One of the biggest trends in China’s tech industry in recent years is that “Chinese entrepreneurs and startups are being born global,” said David Aikman.
In this episode, the guys are joined by tech founder and fintwit thread-weaver Ming Zhao, as they discuss the broader context of Evergrande’s growth and collapse.
The vicious price war among Chinese couriers has taken a toll on an industry that’s often referred to as the “backbone” of e-commerce.
Arm China, the Chinese branch of Arm Ltd., announced on Aug. 26 it is now an “independently operated and Chinese-controlled” company.
In this episode, the guys are joined for the second time by John Artman, tech editor at the South China Morning Post.
Emerge is TechNode’s annual conference about emerging trends in China tech. It presents a strategic and forward-looking view of China’s tech sector in English with voices from experts and representatives of leading companies.
Under intensifying regulatory pressure, Chinese tech giants are scrambling to show their willingness to operate and invest in compliance with the state’s broad goal of “common prosperity.”

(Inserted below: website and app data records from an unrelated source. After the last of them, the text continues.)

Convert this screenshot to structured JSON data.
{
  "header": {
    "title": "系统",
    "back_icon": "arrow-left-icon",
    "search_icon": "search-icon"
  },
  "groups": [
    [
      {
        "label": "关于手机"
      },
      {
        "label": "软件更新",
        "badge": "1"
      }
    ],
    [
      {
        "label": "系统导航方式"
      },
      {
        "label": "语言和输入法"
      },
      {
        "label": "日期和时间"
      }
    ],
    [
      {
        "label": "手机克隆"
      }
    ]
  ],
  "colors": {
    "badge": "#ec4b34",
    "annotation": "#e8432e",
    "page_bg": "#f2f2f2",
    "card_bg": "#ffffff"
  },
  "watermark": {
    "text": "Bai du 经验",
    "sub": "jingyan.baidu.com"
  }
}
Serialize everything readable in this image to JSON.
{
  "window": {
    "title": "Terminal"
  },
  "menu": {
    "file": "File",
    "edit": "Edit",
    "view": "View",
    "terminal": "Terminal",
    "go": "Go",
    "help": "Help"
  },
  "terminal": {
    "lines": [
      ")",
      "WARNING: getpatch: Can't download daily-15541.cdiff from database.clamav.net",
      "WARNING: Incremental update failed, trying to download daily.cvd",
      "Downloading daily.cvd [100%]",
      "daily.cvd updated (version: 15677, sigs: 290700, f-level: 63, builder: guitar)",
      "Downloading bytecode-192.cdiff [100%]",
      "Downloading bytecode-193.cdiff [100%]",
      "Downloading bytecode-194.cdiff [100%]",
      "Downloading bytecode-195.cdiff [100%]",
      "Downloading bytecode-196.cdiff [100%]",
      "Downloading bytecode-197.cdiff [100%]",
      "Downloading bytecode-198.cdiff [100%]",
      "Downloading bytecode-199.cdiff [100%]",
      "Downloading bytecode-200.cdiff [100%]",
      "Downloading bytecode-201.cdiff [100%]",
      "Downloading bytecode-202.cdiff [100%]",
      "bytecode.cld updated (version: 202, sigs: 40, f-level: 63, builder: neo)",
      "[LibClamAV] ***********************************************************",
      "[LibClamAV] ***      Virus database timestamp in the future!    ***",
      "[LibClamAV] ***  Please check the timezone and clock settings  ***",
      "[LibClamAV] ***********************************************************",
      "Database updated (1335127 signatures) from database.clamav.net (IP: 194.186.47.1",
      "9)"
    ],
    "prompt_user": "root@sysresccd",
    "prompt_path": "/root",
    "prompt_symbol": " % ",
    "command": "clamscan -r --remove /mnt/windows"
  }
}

Most Chinese chip companies are spending about 18% of their revenue on R&D. That’s on par with the global norm. But since
Chinese electric vehicle maker Xpeng debuted on the Hong Kong exchange on Wednesday in a secondary listing. The US-listed firm issued 85 million Class A ordinary shares at a price of HK$165 (around $21.2) each. The IPO is a “dual primary listing,” meaning the firm will be subject to rules and oversight of both US and Hong Kong regulators. [CNBC]
Xpeng Motors said on Monday it has priced its shares at HK$165 ($21.2) apiece and expects to raise about HK$14 billion in its upcoming IPO. Listed in the US, Xpeng’s Hong Kong offer price represents a 52% discount on its New York closing price of $43.74 on July 2. The Alibaba-backed EV maker said it will use the funds to develop self-driving technologies and expand its product offerings. [Company statement, in Chinese]